left was full. Full and fast. He indicated to move left and waited for a gap,
or for someone to slow a little and let him in. His eyes flicked rapidly to
rear view mirror, then side mirror and back again. Nothing.
“Come on, come on, come on. Let me in you bastards,” he
He looked ahead, checking the road ahead. It was then he
noticed. Right in front of him, also signalling left and trying to squeeze into
the exit lane, was Micraman.
“How the hell have you got there?” he wondered aloud.
Maybe it was a different Micra, he thought. But no, there
was the “Leave means leave“ sticker, and there, bobbing up and down around it,
was the flat cap. Unless Micras were always sold to aging Brexiteers, it was
definitely him. And he was in some distress, if the behaviour of the car was
anything to go by. It veered and wobbled alarmingly in the lane in front of
him, and the flat cap was frantically moving left to right like a set of
demented windscreen wipers. Framing the picture in his own windscreen was the
traffic signal above, indicating the road options on the A2 after his exit.
Canterbury. Car ferries. Ramsgate. Dover. The Channel Tunnel.
The road was running out for him to make his manoeuvre. He
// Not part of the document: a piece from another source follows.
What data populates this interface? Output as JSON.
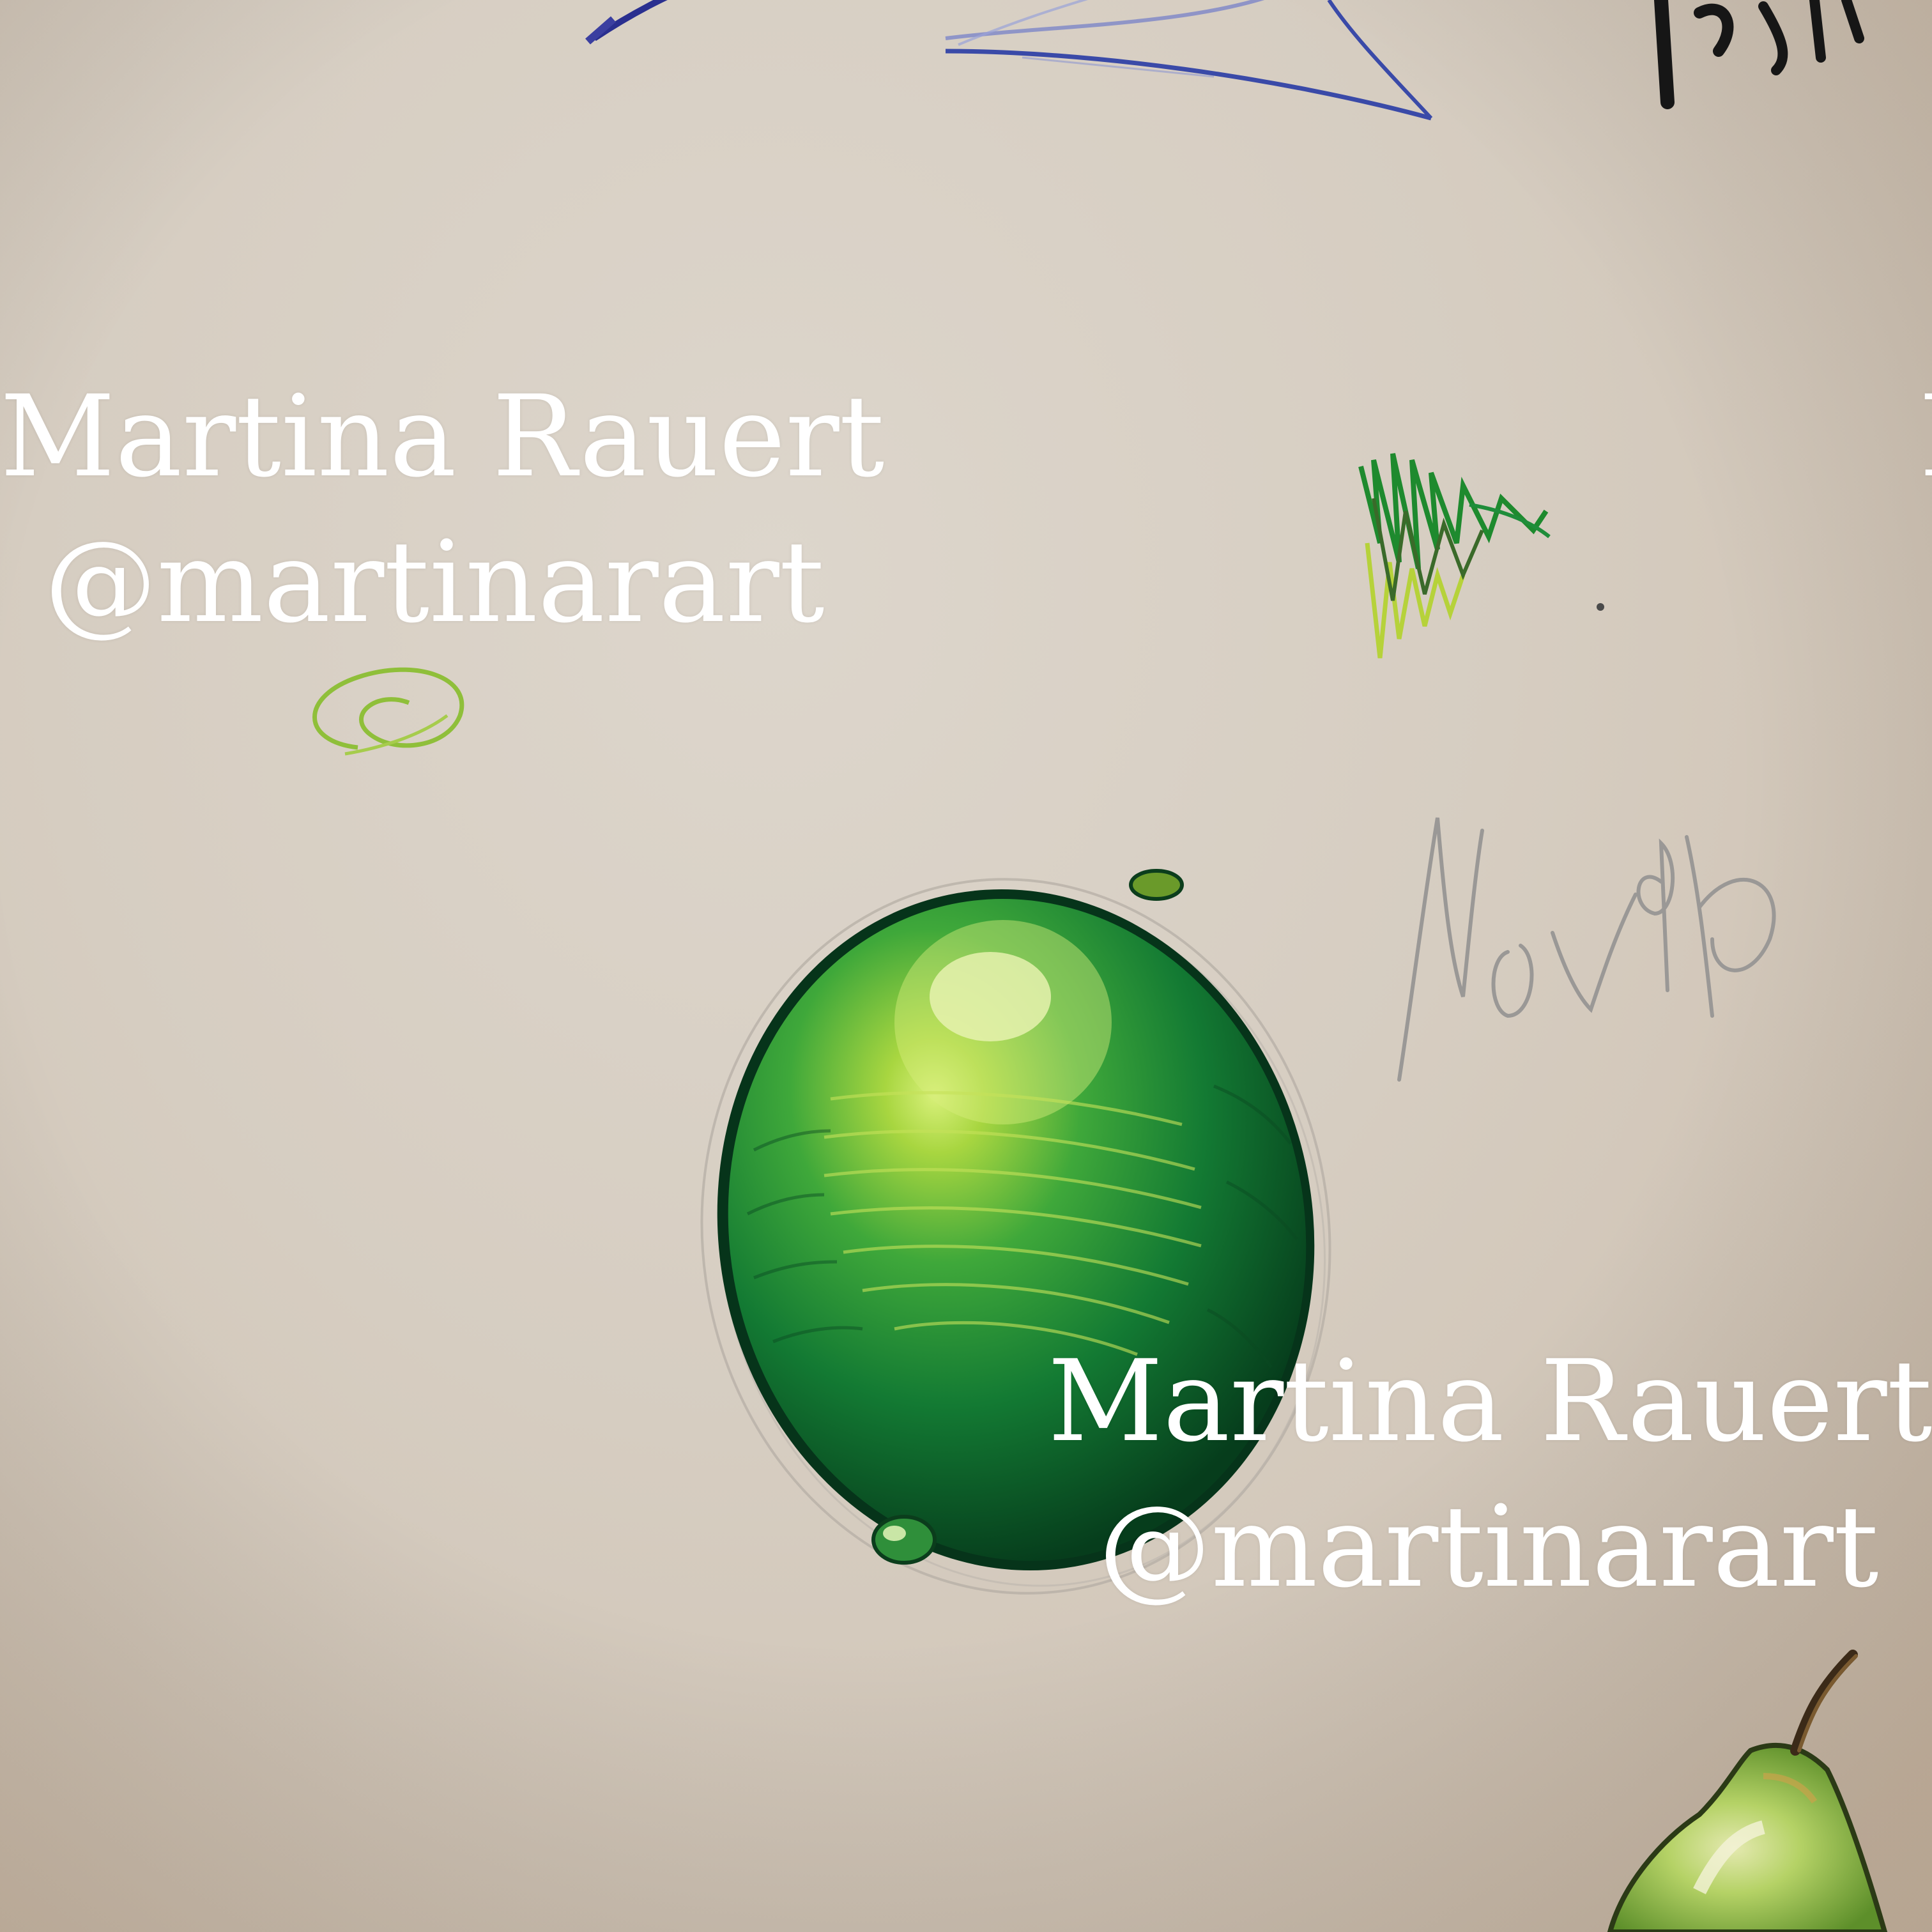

was going to have to go for it in the next couple of seconds, or he wouldn’t
make it. The nose to tail lorries closed ranks, like roman centurions forming a
shield wall. Suddenly, up in front of him, a tiny gap appeared and he prepared himself,
clenching and unclenching his knuckles around the steering wheel. Just as he
was about to dart into the gap, the Micra swerved at the last moment, and by a
miracle, managed to insert himself in the chink they had left. Micraman had
either had his eyes closed or had nerves of steel. The lorry at the back of the
gap blared his horn, the driver’s hand jabbing down at it in fury, and there
was an accompanying screech of brakes.
Ollie had watched the whole thing unfold in terrible slow
motion. He instinctively flinched as the Micra jagged across the lanes, waiting
for the impact that would surely follow, but apart from the horrible, accusing
vibrato horn screaming, there was nothing but the smooth flow of traffic. The
last thing he saw of the Micra, as it disappeared off to his left, was the sign
in the rear window, “Leave means Leave”, being swallowed up by the chasing pack
His own car sailed on down the A2, the signs for Dover,
Ramsgate and The Channel Tunnel now a comforting reminder of where he was
headed. He looked down at the passenger seat. The burgundy cover of his
passport peeped out from underneath a folder of his documents, its gold
lettering catching the sun pouring through the windscreen. “European Union.
United Kingdom of Great Britain and Northern Ireland”.
“Yes,” he thought, the beginnings of a smile playing across
his lips, “Leave really does mean leave.”